By: Henry J. Fromage (Three Beers) –
There aren’t terribly many War of 1812-set violent revenge thrillers told from an actually appropriately cast polyamorous Native American’s point of view set to synth music and full of vivid nightmare hallucinations, but Ted Geoghegan went and filled that void.
Mohawk tells the simple and direct story of a Mohawk warrior and her Mohawk and British lovers as they’re overtaken by a brutal band of American soldiers somewhere on the outskirts of the War of 1812. What ensues is a harrowing, bloody scramble for survival, then vengeance.
While somebody needs to up and give Geoghegan a 7 figure budget already (are you listening, Jason Blum?), you can’t say he doesn’t stretch every dollar, nor compromise his vision due to a lack of them. Mohawk is often shot quite well, especially in its terrific and terrifying dream sequences/hallucinations that pepper the film until manifesting in an extremely gory climax. This film sure doesn’t skimp on the gore, delivered via always more effective practical means.
The setting in general is also well-rendered. The costumes, weapons, intriguing period-appropriate accessories, and even simple woods and wooden stockade locations are all well-chosen. The real attraction, though, is the propulsive action, particularly that climactic showdown that pays off on the progressive setup quite delectably.
This ain’t going to end well for you, buddy.
Mohawk demonstrates perhaps too wide a range of acting ability, to the point it almost feels like a buddy or two got cast in speaking roles. The occasional bad line reading of the usually very florid period patois takes you out of what’s an otherwise quite intense experience.
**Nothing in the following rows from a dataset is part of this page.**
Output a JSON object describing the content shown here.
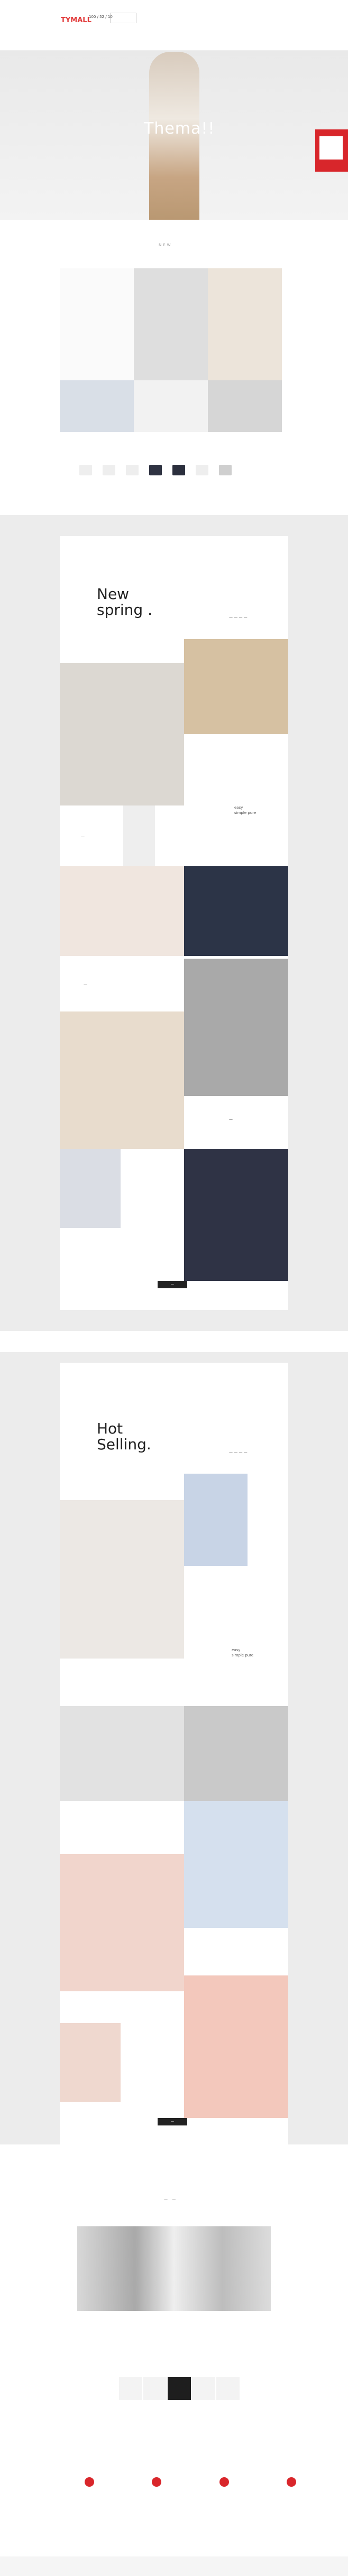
{
  "header": {
    "logo": "TYMALL",
    "promo": "100 / 52 / 10",
    "search_placeholder": "",
    "nav_items": [
      "",
      "",
      "",
      "",
      "",
      "",
      "",
      "",
      "",
      "",
      ""
    ]
  },
  "hero": {
    "text": "Thema!!"
  },
  "section_one": {
    "title": "NEW"
  },
  "new_spring": {
    "title_line1": "New",
    "title_line2": "spring .",
    "small_label": "— — — —",
    "label_left": "—",
    "label_right_1": "easy",
    "label_right_2": "simple pure",
    "label_mid": "—",
    "label_bottom": "—",
    "btn": "—"
  },
  "hot_selling": {
    "title_line1": "Hot",
    "title_line2": "Selling.",
    "small_label": "— — — —",
    "label_right_1": "easy",
    "label_right_2": "simple pure",
    "btn": "—"
  },
  "about": {
    "title": "— —"
  }
}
The message is also a bit uneven- main villain Ezra Buzzington feels like he’s acting in a bit different film, trying to add dimension to a fairly one-note baddie who the film treats as such despite a few off-hand speeches that give word-service to the horrors of war being visited on all sides. Embrace the carnage.
Doc Brown’s time travel adventures have been getting a lot darker lately…
Mohawk is indeed punk rock- a vision of colonial revenge with a wicked edge that could have used just a touch more polish… or maybe that’d just be less punk.
Mohawk (2018) Drinking Game
Take a Drink: for every extremely gory wound
Take a Drink: for every antique turn of phrase
Take a Drink: for every skirmish
Do a Shot: for each badass dream sequence